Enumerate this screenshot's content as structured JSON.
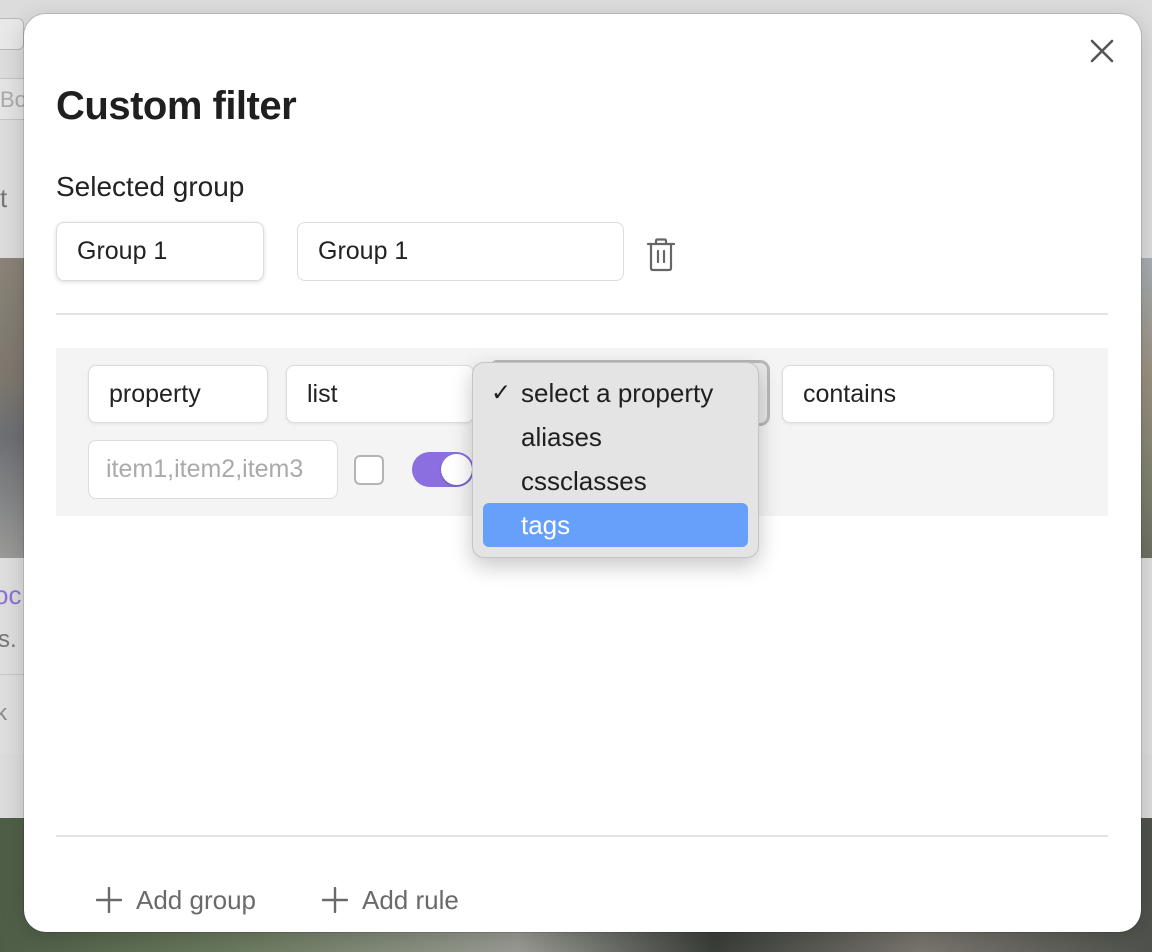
{
  "background": {
    "search_fragment": "Bo",
    "left_text_fragment": "t",
    "link_fragment": "oc",
    "text_fragment": "s.",
    "k_fragment": "k"
  },
  "modal": {
    "title": "Custom filter",
    "close_icon": "close-icon",
    "selected_group_label": "Selected group",
    "group_select_value": "Group 1",
    "group_name_value": "Group 1",
    "delete_icon": "trash-icon"
  },
  "rule": {
    "type_value": "property",
    "kind_value": "list",
    "property_value": "select a property",
    "operator_value": "contains",
    "value_placeholder": "item1,item2,item3",
    "value": "",
    "checkbox_checked": false,
    "toggle_on": true
  },
  "dropdown": {
    "options": [
      {
        "label": "select a property",
        "checked": true,
        "highlighted": false
      },
      {
        "label": "aliases",
        "checked": false,
        "highlighted": false
      },
      {
        "label": "cssclasses",
        "checked": false,
        "highlighted": false
      },
      {
        "label": "tags",
        "checked": false,
        "highlighted": true
      }
    ],
    "check_glyph": "✓"
  },
  "footer": {
    "add_group_label": "Add group",
    "add_rule_label": "Add rule"
  },
  "colors": {
    "accent": "#8b6ee0",
    "highlight": "#67a0fa"
  }
}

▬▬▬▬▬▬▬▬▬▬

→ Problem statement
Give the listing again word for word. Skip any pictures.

→ Output of the task
Enumerate this screenshot's content as structured JSON.
{
  "background": {
    "search_fragment": "Bo",
    "left_text_fragment": "t",
    "link_fragment": "oc",
    "text_fragment": "s.",
    "k_fragment": "k"
  },
  "modal": {
    "title": "Custom filter",
    "close_icon": "close-icon",
    "selected_group_label": "Selected group",
    "group_select_value": "Group 1",
    "group_name_value": "Group 1",
    "delete_icon": "trash-icon"
  },
  "rule": {
    "type_value": "property",
    "kind_value": "list",
    "property_value": "select a property",
    "operator_value": "contains",
    "value_placeholder": "item1,item2,item3",
    "value": "",
    "checkbox_checked": false,
    "toggle_on": true
  },
  "dropdown": {
    "options": [
      {
        "label": "select a property",
        "checked": true,
        "highlighted": false
      },
      {
        "label": "aliases",
        "checked": false,
        "highlighted": false
      },
      {
        "label": "cssclasses",
        "checked": false,
        "highlighted": false
      },
      {
        "label": "tags",
        "checked": false,
        "highlighted": true
      }
    ],
    "check_glyph": "✓"
  },
  "footer": {
    "add_group_label": "Add group",
    "add_rule_label": "Add rule"
  },
  "colors": {
    "accent": "#8b6ee0",
    "highlight": "#67a0fa"
  }
}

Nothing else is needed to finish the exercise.